— Alan Cooper in his review of Roth Unbound
Stephen Dixon is, in my opinion, the best and most overlooked American Jewish fiction writer in the country. If I left out “Jewish,” he would still be the best. He has just published his 32nd book, a novel entitled His Wife Leaves Him, which is partly based on the death of his own beloved wife.
Jewish Book Month begins this week! What are you reading to celebrate?
We just announced the five finalists for the 2014 $100,000 Sami Rohr Prize for Jewish Literature. Read about the books here.
From “Top 5 American Jewish Women Most People Have Never Heard Of (But Should Have):
Maud Nathan (1862-1946) took pride in her heritage as the daughter of an elite Sephardic Jewish family. Married to her cousin Frederick Nathan, she was involved in multiple organizations and causes in New York, including the National Consumers’ League and the National Council of Jewish Women. Nathan, a gifted speaker and parliamentarian, earned especial fame for her suffrage activism on both the national and the international stage. She believed that Jewish women had a special civil responsibility that could best be demonstrated through social reform and political participation.
Read about four more inspiring American Jewish Women here.
"When it comes to 20th-century Jewish authors, it’s Bellow, Roth, and Salinger who generally grab headlines.

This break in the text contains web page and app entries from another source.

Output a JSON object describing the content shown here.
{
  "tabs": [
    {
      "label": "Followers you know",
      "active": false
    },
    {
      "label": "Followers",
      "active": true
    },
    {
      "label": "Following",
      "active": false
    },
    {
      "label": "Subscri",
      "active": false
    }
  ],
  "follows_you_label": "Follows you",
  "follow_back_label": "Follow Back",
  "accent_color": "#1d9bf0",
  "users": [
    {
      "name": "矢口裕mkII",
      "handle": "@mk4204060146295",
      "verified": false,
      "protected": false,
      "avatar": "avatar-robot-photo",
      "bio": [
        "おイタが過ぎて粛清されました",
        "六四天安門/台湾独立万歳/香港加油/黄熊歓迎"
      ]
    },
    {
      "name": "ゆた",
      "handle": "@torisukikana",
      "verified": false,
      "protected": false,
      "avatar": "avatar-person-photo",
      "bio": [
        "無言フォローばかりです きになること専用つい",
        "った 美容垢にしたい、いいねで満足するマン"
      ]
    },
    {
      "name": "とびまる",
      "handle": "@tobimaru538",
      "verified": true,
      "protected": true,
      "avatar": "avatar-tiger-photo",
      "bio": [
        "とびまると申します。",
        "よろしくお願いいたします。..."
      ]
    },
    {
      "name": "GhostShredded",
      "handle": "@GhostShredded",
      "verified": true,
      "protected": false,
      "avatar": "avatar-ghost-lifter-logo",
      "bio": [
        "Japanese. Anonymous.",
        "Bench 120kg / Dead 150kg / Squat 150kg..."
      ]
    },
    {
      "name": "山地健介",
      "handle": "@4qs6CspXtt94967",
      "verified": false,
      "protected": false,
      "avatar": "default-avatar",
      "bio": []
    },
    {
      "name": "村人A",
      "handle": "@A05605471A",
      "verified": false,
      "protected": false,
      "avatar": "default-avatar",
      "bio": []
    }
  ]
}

But their immediate predecessors—Delmore Schwartz and Nathanael West—worked in an era that will always captivate me." - Ilan Mochari, "West and Schwartz, Dreaming at the Movies”
Carolyn: The Art Forger (B.A. Shapiro) | Naomi: Herzog (Saul Bellow)
Mimi: The Invisible Bridge (Julie Orringer) | Emma: Jerusalem (Yotam Ottolenghi and Sami Tamimi)
Carol: The Golem and the Jinni (Helene Wecker) | Miri: May We Be Forgiven (A.M. Homes)
Ruth Franklin reviews David Roskies and Naomi Diamant’s Holocaust Literature and points out that there are some interesting inclusions—and exclusions:
What titles would you include on a Holocaust literature reading list?